Here we are again - another lawyers’ renewal season. What can we expect? Well, it is not quite a case of same old, same old. After much lobbying, the minimum terms and conditions (MTC) have seen the most dramatic changes in years, most notably the closure of the assigned risks pool (ARP) in October 2013.
At the end of the 2012/2013 policy period, if a firm cannot obtain insurance on the open market, the insurers on risk will have to offer a three month extended policy period from 30 September 2013. During the first 30 days, the “Extended Policy Period”, the firm can continue to practise. By the end of that period, and for the remaining 60 days, the “Cessation Period”, without cover in place, the firm will only be able to work on existing instructions whilst it continues to find insurance on the open market. If insurance can still not be obtained, the firm will have to close, with the 2012/2013 insurer having to provide six years run-off cover in the usual way.
A further requirement on insurers for this renewal is the disclosure of its credit rating. Should this change during the currency of the policy, the insurer will have to notify the Solicitors Regulation Authority (SRA) and all firms which have taken out a policy with them.
So, what will be the effect on the solicitors’ professional indemnity insurance (PII) market this year? Well, many are predicting a turbulent renewal season as insurers factor in the changes. There are also a number of new entrants to the market – Axis, Elite, AmTrust, Independent Risk Solutions (IRS). The current predictions are that premiums will either remain flat or see a small rise, although innovative policies are being offered along with new schemes being developed by brokers for certain categories of law firm.
However, we see the bigger changes happening after 1 October 2013 and beyond. At that time, it is possible that additional new entrants will be attracted to the sector, safe in the knowledge that they will only be responsible for those they choose to insure. Over the coming years we would expect to then see a stabilisation of the number of those authorised actively participating in the market.
The SRA has confirmed that as of 1 October 2013 there will also be a variable renewal date, meaning that the single renewal date will be abandoned. It remains to be seen what, if any, changes arise as a result of this but we envisage that some insurers may seek to capitalise on the opportunity to take a bigger market share this renewal.
Insurers should also be comforted by better regulation through outcomes-focused regulation and the introduction of compliance officers for legal practice (COLPs) and compliance officers for finance and administration (COFAs) for each firm.

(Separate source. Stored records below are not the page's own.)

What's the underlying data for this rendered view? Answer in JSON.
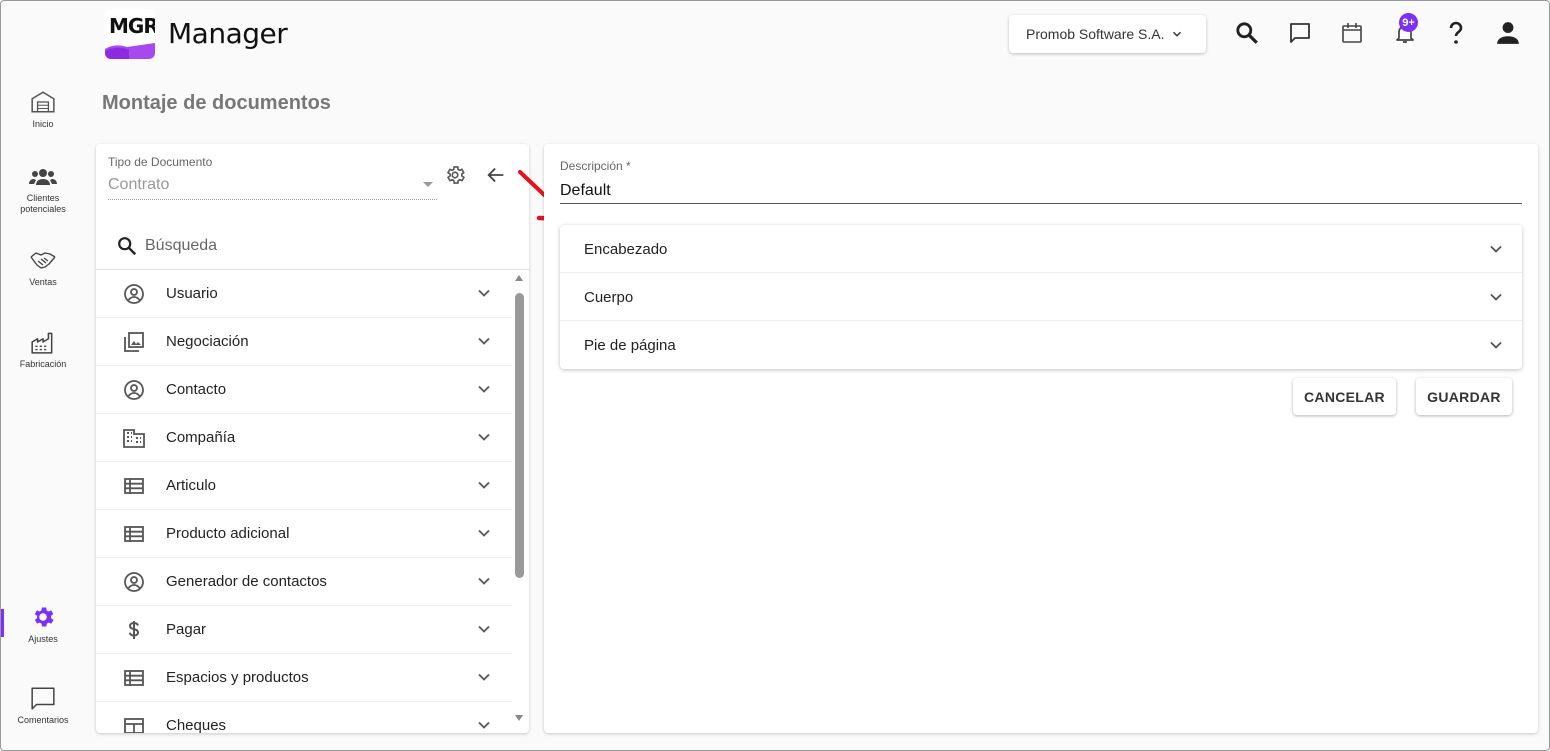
{
  "app": {
    "logo_text": "MGR",
    "title": "Manager"
  },
  "header": {
    "company": "Promob Software S.A.",
    "notification_badge": "9+"
  },
  "nav": {
    "items": [
      {
        "label": "Inicio",
        "icon": "warehouse-icon"
      },
      {
        "label": "Clientes potenciales",
        "icon": "people-icon"
      },
      {
        "label": "Ventas",
        "icon": "handshake-icon"
      },
      {
        "label": "Fabricación",
        "icon": "factory-icon"
      },
      {
        "label": "Ajustes",
        "icon": "gear-icon"
      },
      {
        "label": "Comentarios",
        "icon": "comment-icon"
      }
    ],
    "active": "Ajustes"
  },
  "page": {
    "title": "Montaje de documentos"
  },
  "left_panel": {
    "doc_type_label": "Tipo de Documento",
    "doc_type_value": "Contrato",
    "search_placeholder": "Búsqueda",
    "items": [
      {
        "label": "Usuario",
        "icon": "user-circle-icon"
      },
      {
        "label": "Negociación",
        "icon": "photo-library-icon"
      },
      {
        "label": "Contacto",
        "icon": "user-circle-icon"
      },
      {
        "label": "Compañía",
        "icon": "building-icon"
      },
      {
        "label": "Articulo",
        "icon": "list-icon"
      },
      {
        "label": "Producto adicional",
        "icon": "list-icon"
      },
      {
        "label": "Generador de contactos",
        "icon": "user-circle-icon"
      },
      {
        "label": "Pagar",
        "icon": "dollar-icon"
      },
      {
        "label": "Espacios y productos",
        "icon": "list-icon"
      },
      {
        "label": "Cheques",
        "icon": "table-icon"
      }
    ]
  },
  "right_panel": {
    "description_label": "Descripción *",
    "description_value": "Default",
    "sections": [
      {
        "label": "Encabezado"
      },
      {
        "label": "Cuerpo"
      },
      {
        "label": "Pie de página"
      }
    ],
    "cancel_label": "CANCELAR",
    "save_label": "GUARDAR"
  },
  "colors": {
    "accent": "#7b2ff7",
    "annotation": "#e8101a"
  }
}
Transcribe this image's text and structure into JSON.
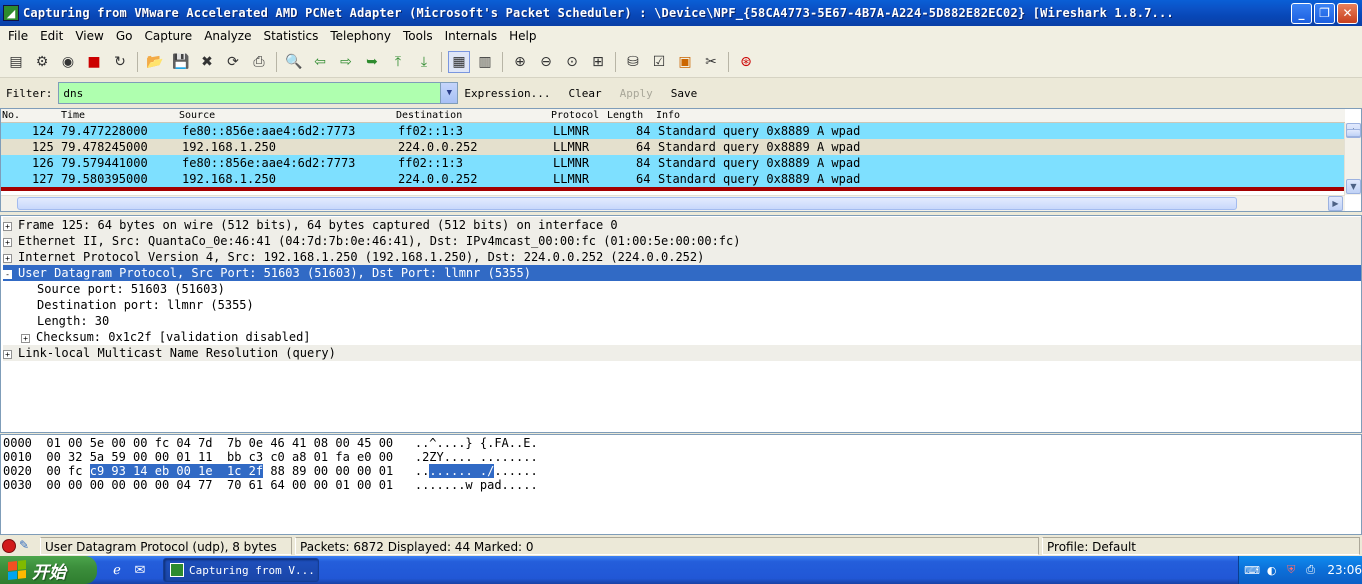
{
  "window": {
    "title": "Capturing from VMware Accelerated AMD PCNet Adapter (Microsoft's Packet Scheduler) : \\Device\\NPF_{58CA4773-5E67-4B7A-A224-5D882E82EC02}   [Wireshark 1.8.7..."
  },
  "menu": [
    "File",
    "Edit",
    "View",
    "Go",
    "Capture",
    "Analyze",
    "Statistics",
    "Telephony",
    "Tools",
    "Internals",
    "Help"
  ],
  "filter": {
    "label": "Filter:",
    "value": "dns",
    "expression": "Expression...",
    "clear": "Clear",
    "apply": "Apply",
    "save": "Save"
  },
  "packet_list": {
    "columns": [
      "No.",
      "Time",
      "Source",
      "Destination",
      "Protocol",
      "Length",
      "Info"
    ],
    "rows": [
      {
        "no": "124",
        "time": "79.477228000",
        "src": "fe80::856e:aae4:6d2:7773",
        "dst": "ff02::1:3",
        "proto": "LLMNR",
        "len": "84",
        "info": "Standard query 0x8889  A wpad"
      },
      {
        "no": "125",
        "time": "79.478245000",
        "src": "192.168.1.250",
        "dst": "224.0.0.252",
        "proto": "LLMNR",
        "len": "64",
        "info": "Standard query 0x8889  A wpad"
      },
      {
        "no": "126",
        "time": "79.579441000",
        "src": "fe80::856e:aae4:6d2:7773",
        "dst": "ff02::1:3",
        "proto": "LLMNR",
        "len": "84",
        "info": "Standard query 0x8889  A wpad"
      },
      {
        "no": "127",
        "time": "79.580395000",
        "src": "192.168.1.250",
        "dst": "224.0.0.252",
        "proto": "LLMNR",
        "len": "64",
        "info": "Standard query 0x8889  A wpad"
      }
    ]
  },
  "details": [
    {
      "text": "Frame 125: 64 bytes on wire (512 bits), 64 bytes captured (512 bits) on interface 0",
      "expander": "+"
    },
    {
      "text": "Ethernet II, Src: QuantaCo_0e:46:41 (04:7d:7b:0e:46:41), Dst: IPv4mcast_00:00:fc (01:00:5e:00:00:fc)",
      "expander": "+"
    },
    {
      "text": "Internet Protocol Version 4, Src: 192.168.1.250 (192.168.1.250), Dst: 224.0.0.252 (224.0.0.252)",
      "expander": "+"
    },
    {
      "text": "User Datagram Protocol, Src Port: 51603 (51603), Dst Port: llmnr (5355)",
      "expander": "-"
    },
    {
      "text": "Source port: 51603 (51603)"
    },
    {
      "text": "Destination port: llmnr (5355)"
    },
    {
      "text": "Length: 30"
    },
    {
      "text": "Checksum: 0x1c2f [validation disabled]",
      "expander": "+"
    },
    {
      "text": "Link-local Multicast Name Resolution (query)",
      "expander": "+"
    }
  ],
  "bytes": [
    {
      "offset": "0000",
      "hex_a": "01 00 5e 00 00 fc 04 7d",
      "hex_b": "7b 0e 46 41 08 00 45 00",
      "ascii": "..^....} {.FA..E."
    },
    {
      "offset": "0010",
      "hex_a": "00 32 5a 59 00 00 01 11",
      "hex_b": "bb c3 c0 a8 01 fa e0 00",
      "ascii": ".2ZY.... ........"
    },
    {
      "offset": "0020",
      "hex_pre": "00 fc ",
      "hex_hl_a": "c9 93 14 eb 00 1e",
      "hex_hl_b": "1c 2f",
      "hex_b": "88 89 00 00 00 01",
      "ascii_pre": "..",
      "ascii_hl": "...... ./",
      "ascii_post": "......"
    },
    {
      "offset": "0030",
      "hex_a": "00 00 00 00 00 00 04 77",
      "hex_b": "70 61 64 00 00 01 00 01",
      "ascii": ".......w pad....."
    }
  ],
  "status": {
    "field": "User Datagram Protocol (udp), 8 bytes",
    "packets": "Packets: 6872 Displayed: 44 Marked: 0",
    "profile": "Profile: Default"
  },
  "taskbar": {
    "start": "开始",
    "task": "Capturing from V...",
    "clock": "23:06"
  },
  "icons": {
    "app": "wireshark-fin-icon",
    "quicklaunch": [
      "ie-icon",
      "outlook-icon"
    ]
  }
}
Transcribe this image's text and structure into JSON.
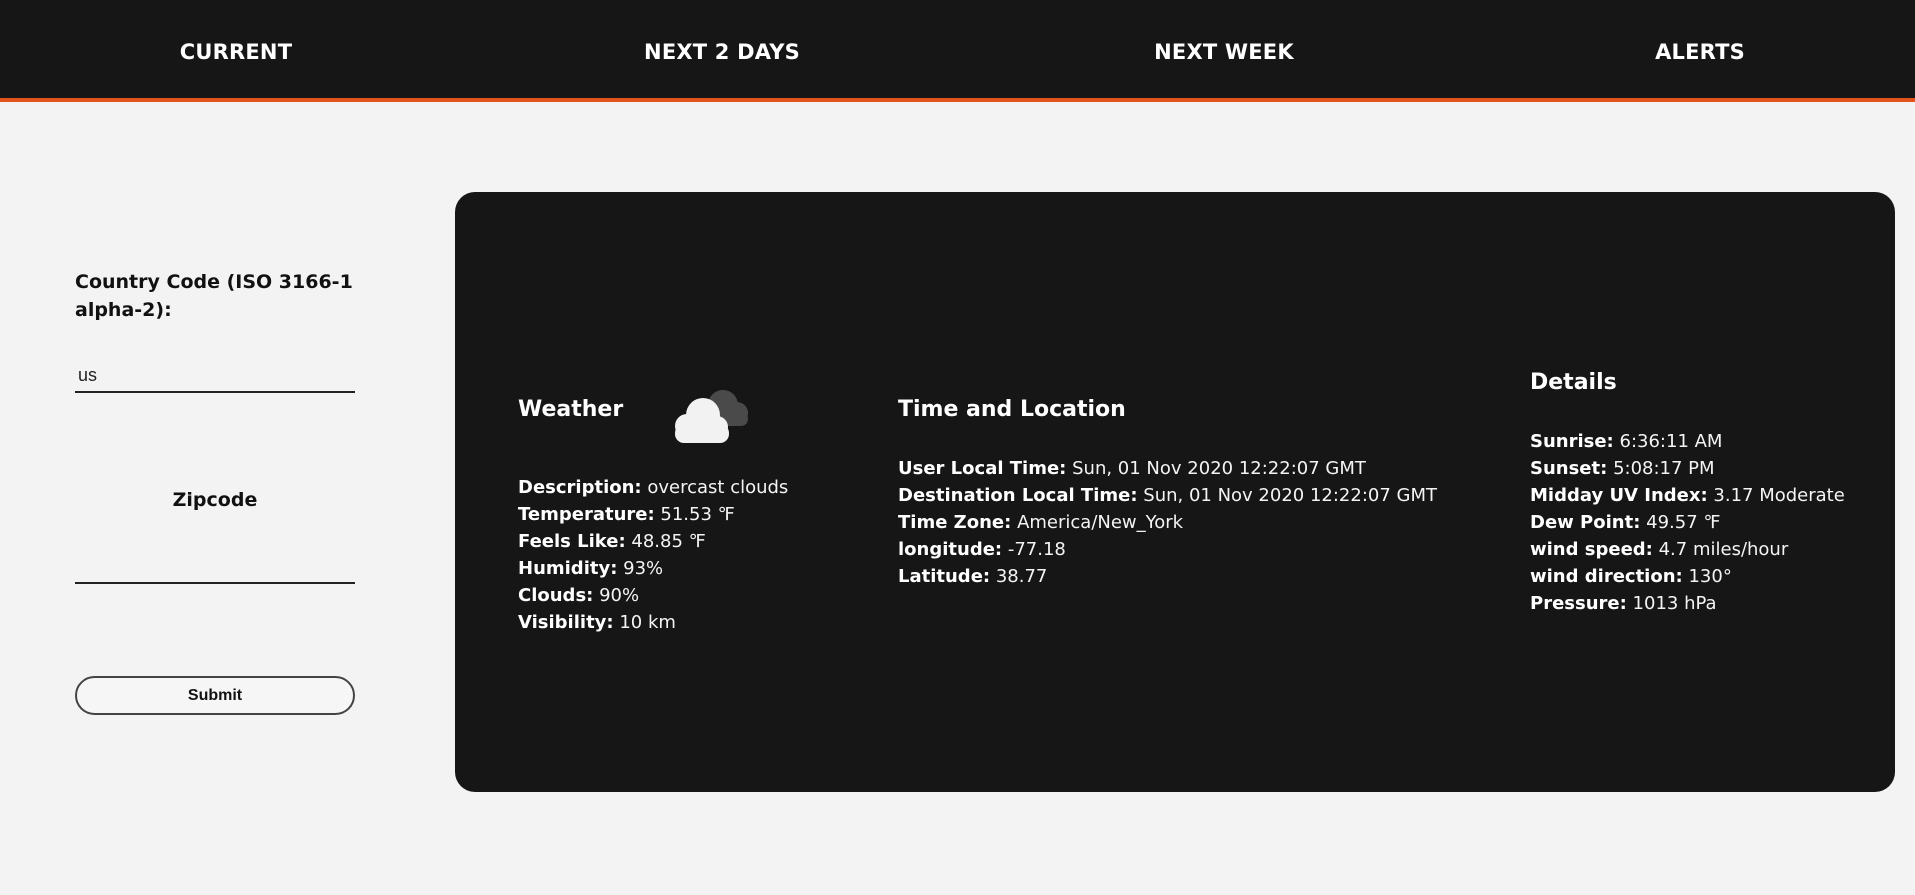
{
  "nav": {
    "tabs": [
      "CURRENT",
      "NEXT 2 DAYS",
      "NEXT WEEK",
      "ALERTS"
    ]
  },
  "colors": {
    "nav_bg": "#161616",
    "accent": "#e2531c",
    "page_bg": "#f3f3f3",
    "card_bg": "#161616"
  },
  "form": {
    "country_label": "Country Code (ISO 3166-1 alpha-2):",
    "country_value": "us",
    "zip_label": "Zipcode",
    "zip_value": "",
    "submit_label": "Submit"
  },
  "weather": {
    "title": "Weather",
    "icon": "overcast-clouds-icon",
    "rows": [
      {
        "label": "Description:",
        "value": "overcast clouds"
      },
      {
        "label": "Temperature:",
        "value": "51.53 ℉"
      },
      {
        "label": "Feels Like:",
        "value": "48.85 ℉"
      },
      {
        "label": "Humidity:",
        "value": "93%"
      },
      {
        "label": "Clouds:",
        "value": "90%"
      },
      {
        "label": "Visibility:",
        "value": "10 km"
      }
    ]
  },
  "time_location": {
    "title": "Time and Location",
    "rows": [
      {
        "label": "User Local Time:",
        "value": "Sun, 01 Nov 2020 12:22:07 GMT"
      },
      {
        "label": "Destination Local Time:",
        "value": "Sun, 01 Nov 2020 12:22:07 GMT"
      },
      {
        "label": "Time Zone:",
        "value": "America/New_York"
      },
      {
        "label": "longitude:",
        "value": "-77.18"
      },
      {
        "label": "Latitude:",
        "value": "38.77"
      }
    ]
  },
  "details": {
    "title": "Details",
    "rows": [
      {
        "label": "Sunrise:",
        "value": "6:36:11 AM"
      },
      {
        "label": "Sunset:",
        "value": "5:08:17 PM"
      },
      {
        "label": "Midday UV Index:",
        "value": "3.17 Moderate"
      },
      {
        "label": "Dew Point:",
        "value": "49.57 ℉"
      },
      {
        "label": "wind speed:",
        "value": "4.7 miles/hour"
      },
      {
        "label": "wind direction:",
        "value": "130°"
      },
      {
        "label": "Pressure:",
        "value": "1013 hPa"
      }
    ]
  }
}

For law firms, all of these developments will inevitably lead to the hope and expectation that increased competition will lead to a reduction in rates. However, loss ratios will dictate this, and the importance of a respectable claims record will be paramount. Further, price is not the only factor. Firms are increasingly recognising that an insurer which understands the demands of the profession (particularly in the changing legal landscape) is one of a number of considerations, other than just price. The quality of the cover provided, claims experience, service and financial stability are all factors to throw into the mix when seeking insurance.